As you reproduce every line below, keep it exactly as written and leave out the images.

[Entries from a dataset of interfaces]
↓

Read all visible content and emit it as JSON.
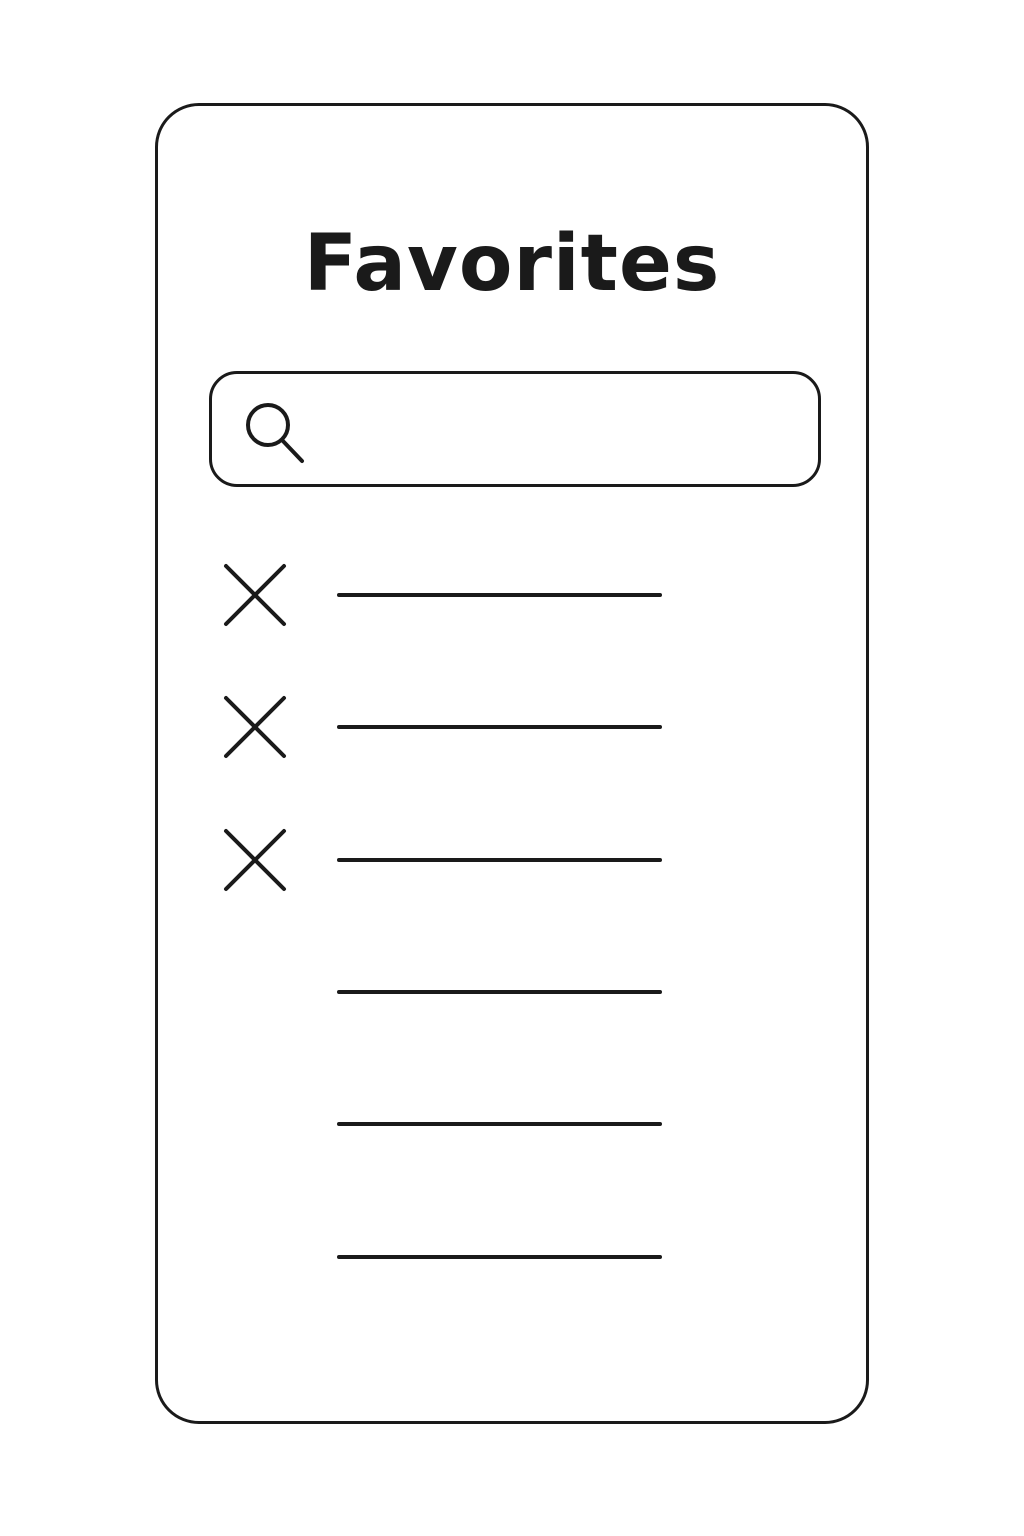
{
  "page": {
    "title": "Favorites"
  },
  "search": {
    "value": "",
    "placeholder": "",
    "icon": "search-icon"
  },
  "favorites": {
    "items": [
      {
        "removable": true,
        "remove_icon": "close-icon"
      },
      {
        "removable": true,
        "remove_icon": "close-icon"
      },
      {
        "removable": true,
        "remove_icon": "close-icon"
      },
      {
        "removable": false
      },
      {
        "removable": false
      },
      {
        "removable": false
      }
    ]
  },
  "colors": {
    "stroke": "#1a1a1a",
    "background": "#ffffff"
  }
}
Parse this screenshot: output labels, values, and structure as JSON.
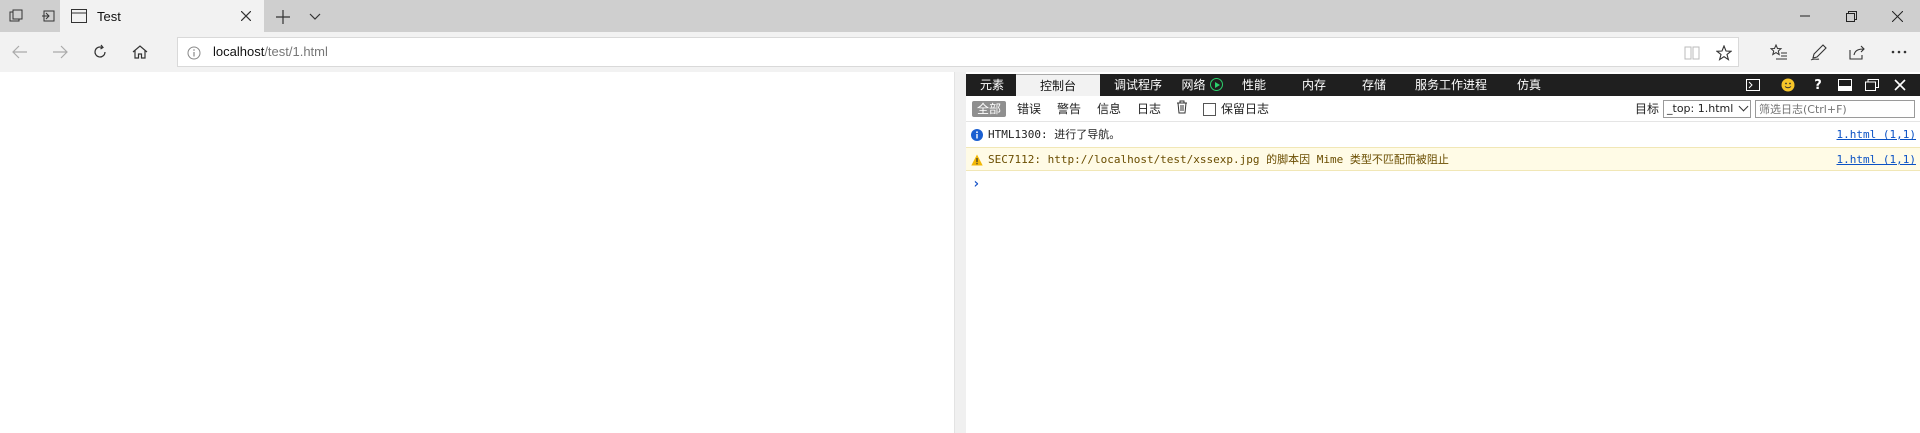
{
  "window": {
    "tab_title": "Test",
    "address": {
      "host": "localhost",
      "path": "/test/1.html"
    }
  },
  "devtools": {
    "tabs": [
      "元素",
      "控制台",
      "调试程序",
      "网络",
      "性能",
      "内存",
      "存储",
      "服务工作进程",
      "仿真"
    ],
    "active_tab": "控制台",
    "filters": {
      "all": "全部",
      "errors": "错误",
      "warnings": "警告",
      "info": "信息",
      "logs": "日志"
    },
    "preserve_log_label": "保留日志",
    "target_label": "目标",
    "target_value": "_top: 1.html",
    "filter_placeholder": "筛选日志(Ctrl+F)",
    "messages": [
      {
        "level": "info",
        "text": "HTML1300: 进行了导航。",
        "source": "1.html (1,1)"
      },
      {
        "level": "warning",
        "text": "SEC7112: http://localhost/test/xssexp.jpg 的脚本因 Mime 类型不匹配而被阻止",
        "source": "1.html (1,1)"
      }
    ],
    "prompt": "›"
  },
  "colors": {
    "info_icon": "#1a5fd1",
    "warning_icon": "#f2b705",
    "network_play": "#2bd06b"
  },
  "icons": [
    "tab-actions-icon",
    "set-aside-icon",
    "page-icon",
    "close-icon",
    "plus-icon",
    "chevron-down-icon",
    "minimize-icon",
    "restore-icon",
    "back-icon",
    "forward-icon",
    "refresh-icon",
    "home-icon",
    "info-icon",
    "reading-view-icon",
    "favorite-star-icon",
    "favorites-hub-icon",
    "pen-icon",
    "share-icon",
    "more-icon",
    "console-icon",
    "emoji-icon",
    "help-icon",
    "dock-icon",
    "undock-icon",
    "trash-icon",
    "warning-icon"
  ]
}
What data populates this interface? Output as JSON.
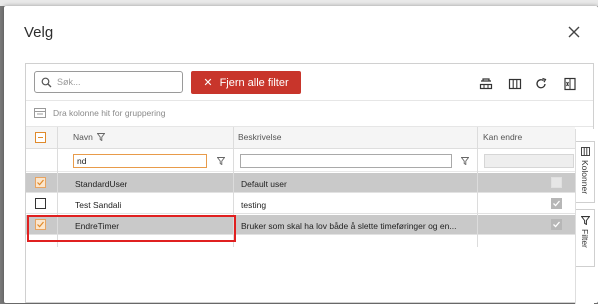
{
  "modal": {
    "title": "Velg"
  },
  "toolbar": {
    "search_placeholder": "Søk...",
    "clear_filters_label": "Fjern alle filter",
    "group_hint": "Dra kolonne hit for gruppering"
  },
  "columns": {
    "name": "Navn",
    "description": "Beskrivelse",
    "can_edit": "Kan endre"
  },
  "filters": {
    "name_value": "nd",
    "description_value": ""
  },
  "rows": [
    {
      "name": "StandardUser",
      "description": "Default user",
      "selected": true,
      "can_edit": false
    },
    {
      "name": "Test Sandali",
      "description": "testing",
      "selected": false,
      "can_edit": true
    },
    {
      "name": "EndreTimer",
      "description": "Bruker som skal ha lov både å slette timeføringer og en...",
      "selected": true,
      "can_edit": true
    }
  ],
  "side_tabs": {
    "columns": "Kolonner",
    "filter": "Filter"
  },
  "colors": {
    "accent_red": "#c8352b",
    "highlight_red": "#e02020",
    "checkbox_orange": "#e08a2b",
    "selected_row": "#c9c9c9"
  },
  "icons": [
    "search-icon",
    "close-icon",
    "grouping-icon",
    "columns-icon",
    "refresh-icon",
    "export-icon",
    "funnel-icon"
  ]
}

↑

[Exercise response]:
Read all visible content and emit it as JSON.
{
  "page": {
    "title": "Favorites"
  },
  "search": {
    "value": "",
    "placeholder": "",
    "icon": "search-icon"
  },
  "favorites": {
    "items": [
      {
        "removable": true,
        "remove_icon": "close-icon"
      },
      {
        "removable": true,
        "remove_icon": "close-icon"
      },
      {
        "removable": true,
        "remove_icon": "close-icon"
      },
      {
        "removable": false
      },
      {
        "removable": false
      },
      {
        "removable": false
      }
    ]
  },
  "colors": {
    "stroke": "#1a1a1a",
    "background": "#ffffff"
  }
}
Parse this screenshot: output labels, values, and structure as JSON.
{
  "window": {
    "tab_title": "Test",
    "address": {
      "host": "localhost",
      "path": "/test/1.html"
    }
  },
  "devtools": {
    "tabs": [
      "元素",
      "控制台",
      "调试程序",
      "网络",
      "性能",
      "内存",
      "存储",
      "服务工作进程",
      "仿真"
    ],
    "active_tab": "控制台",
    "filters": {
      "all": "全部",
      "errors": "错误",
      "warnings": "警告",
      "info": "信息",
      "logs": "日志"
    },
    "preserve_log_label": "保留日志",
    "target_label": "目标",
    "target_value": "_top: 1.html",
    "filter_placeholder": "筛选日志(Ctrl+F)",
    "messages": [
      {
        "level": "info",
        "text": "HTML1300: 进行了导航。",
        "source": "1.html (1,1)"
      },
      {
        "level": "warning",
        "text": "SEC7112: http://localhost/test/xssexp.jpg 的脚本因 Mime 类型不匹配而被阻止",
        "source": "1.html (1,1)"
      }
    ],
    "prompt": "›"
  },
  "colors": {
    "info_icon": "#1a5fd1",
    "warning_icon": "#f2b705",
    "network_play": "#2bd06b"
  },
  "icons": [
    "tab-actions-icon",
    "set-aside-icon",
    "page-icon",
    "close-icon",
    "plus-icon",
    "chevron-down-icon",
    "minimize-icon",
    "restore-icon",
    "back-icon",
    "forward-icon",
    "refresh-icon",
    "home-icon",
    "info-icon",
    "reading-view-icon",
    "favorite-star-icon",
    "favorites-hub-icon",
    "pen-icon",
    "share-icon",
    "more-icon",
    "console-icon",
    "emoji-icon",
    "help-icon",
    "dock-icon",
    "undock-icon",
    "trash-icon",
    "warning-icon"
  ]
}
What data populates this interface? Output as JSON.
{
  "modal": {
    "title": "Velg"
  },
  "toolbar": {
    "search_placeholder": "Søk...",
    "clear_filters_label": "Fjern alle filter",
    "group_hint": "Dra kolonne hit for gruppering"
  },
  "columns": {
    "name": "Navn",
    "description": "Beskrivelse",
    "can_edit": "Kan endre"
  },
  "filters": {
    "name_value": "nd",
    "description_value": ""
  },
  "rows": [
    {
      "name": "StandardUser",
      "description": "Default user",
      "selected": true,
      "can_edit": false
    },
    {
      "name": "Test Sandali",
      "description": "testing",
      "selected": false,
      "can_edit": true
    },
    {
      "name": "EndreTimer",
      "description": "Bruker som skal ha lov både å slette timeføringer og en...",
      "selected": true,
      "can_edit": true
    }
  ],
  "side_tabs": {
    "columns": "Kolonner",
    "filter": "Filter"
  },
  "colors": {
    "accent_red": "#c8352b",
    "highlight_red": "#e02020",
    "checkbox_orange": "#e08a2b",
    "selected_row": "#c9c9c9"
  },
  "icons": [
    "search-icon",
    "close-icon",
    "grouping-icon",
    "columns-icon",
    "refresh-icon",
    "export-icon",
    "funnel-icon"
  ]
}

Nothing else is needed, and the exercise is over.